“The Academy has been effected by the openings of Bondi Junction [Events, Westfield] and Fox Studios,” admits Zeccola. “That has had an effect on the three cinemas on Oxford Street and that happens as a city grows, new competition comes in and that impacts the incumbents. That’s ok, but each individual business needs to maintain its competitive strengths and advantages and to adapt to the environment around it. Palace Cinemas is capable of adapting and we flourish under pressure.”
In this regard Palace Cinemas will certainly find a lot of support given its commitment to the arthouse industry and its role in saving the Chauvel Cinema, which it operates alongside the Verona and Academy Twin all on Oxford Street, Paddington. Zeccola argues Palace successfully show it is possible to operate all three cinemas in such close proximity by offering complementary programming and a diversity of choice for Sydney’s cinema-going community.
“That’s not actually the problem here,” continues Zeccola. “The problem here is it’s a dilapidated building and the landlord is demanding an exorbitant rent and it cannot be met. [The Greek Orthodox Community] have been taken through the figures over many years and they understand the Academy has actually been losing money substantially for a number of years and Palace cannot afford to pay them a ridiculous rent and lose money in the process.
“Palace’s responsibility is to its staff, its suppliers and the stakeholders in the business. It would be irresponsible of us to sign onto a bad rent deal. We can’t do that. The rental proposals we’ve put forward are based on a small loss and at best a break even position. There wasn’t even going to be any profit in it for this company and it was still met with the rejection of the Greek Orthodox Community.”

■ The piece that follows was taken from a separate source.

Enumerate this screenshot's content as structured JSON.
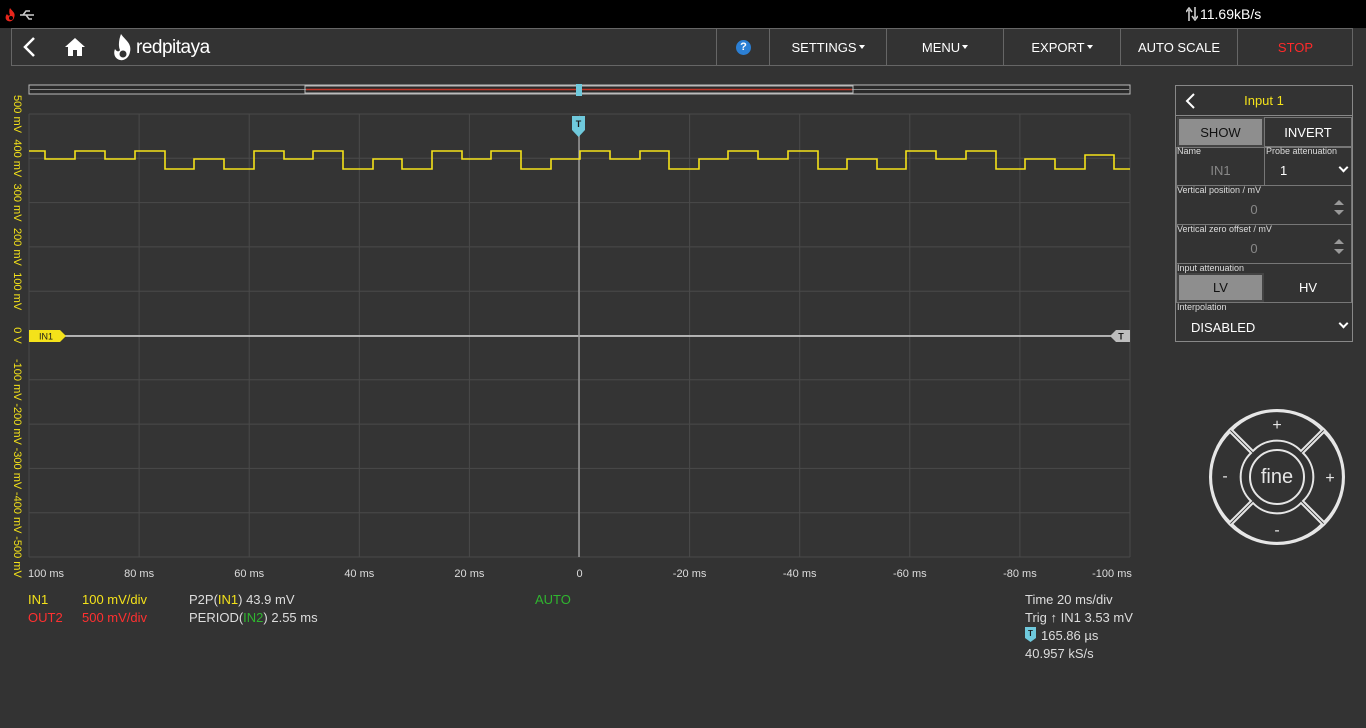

Despite Zeccola’s claims, Denalis is adamant the committee wants Palace to stay and it has told them as much, but that the rent demands are what they are for good reason. “Palace is not the only one that has to make money in this world. We run child care centres, hostels, churches, schools and they are just as important activities for us to continue with as it is for people to go see Hollywood flicks or whatever flicks that are showing.”

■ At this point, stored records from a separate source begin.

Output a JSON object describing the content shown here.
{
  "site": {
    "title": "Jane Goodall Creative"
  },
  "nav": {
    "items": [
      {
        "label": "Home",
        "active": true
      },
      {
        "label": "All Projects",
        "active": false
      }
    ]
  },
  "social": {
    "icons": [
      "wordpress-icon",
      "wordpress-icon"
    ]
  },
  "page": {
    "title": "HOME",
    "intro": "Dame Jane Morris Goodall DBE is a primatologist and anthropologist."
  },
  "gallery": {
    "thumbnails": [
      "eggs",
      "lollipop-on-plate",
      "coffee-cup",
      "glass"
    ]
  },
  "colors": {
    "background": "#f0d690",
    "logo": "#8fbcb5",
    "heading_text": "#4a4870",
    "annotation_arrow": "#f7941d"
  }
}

When asked whether he thought Academy Twin would suffer the same fate as Glebe’s Valhalla Twin Cinemas, Zeccola offered a bleak assessment.
“That’s what is looking likely. As it stands we don’t have a lease in a fortnight’s time. I don’t even know if in good conscious I can accept the support of people to pay an unrealistic rent from the landlord for no good reason for a dilapidated building. In order for it to be saved we need to come to terms with the landlord on a complete redevelopment.”
For his part Denalis understands Palace wishes to refurbish the cinema, but that the Greek Orthodox Community is unwilling to bear some of the cost by reducing the rent, saying “They are looking for us to invest this money in their cinemas.”
The truth, as always, may lie somewhere in the middle. What is without a doubt is that without some compromise being met between Palace Cinemas and the Greek Orthodox Community the doors to Academy Twin will close 27 June, 2010. Whether they will ever reopen once that happens should be of gravest concern to Sydneysiders as a whole and not just its cinema-loving community.
Follow Scott Henderson on Twitter for continuing updates.
Academy Twin's Facebook page to show your support.
Finally, please continuing tweet with #saveacademytwin.
Palace Cinemas announcement.
Sydney Morning Herald story.
Lyden Barber's post at Eyes Wide Open.
History of Academy Twin here and here.
DVD Bits coverage.
Boudist article by Time Out Sydney photographer Daniel Bould.
Jack Sargeant's 2005 article in Reel Time on saving Sydney's arthouse cinemas.
Chris Stephenson at MEDIAtion wonders if there's brands out there who might invest in such a media space.
Show May Not Be Over At Academy Twin – SMH Sat 20/6
Into The Shadows trailer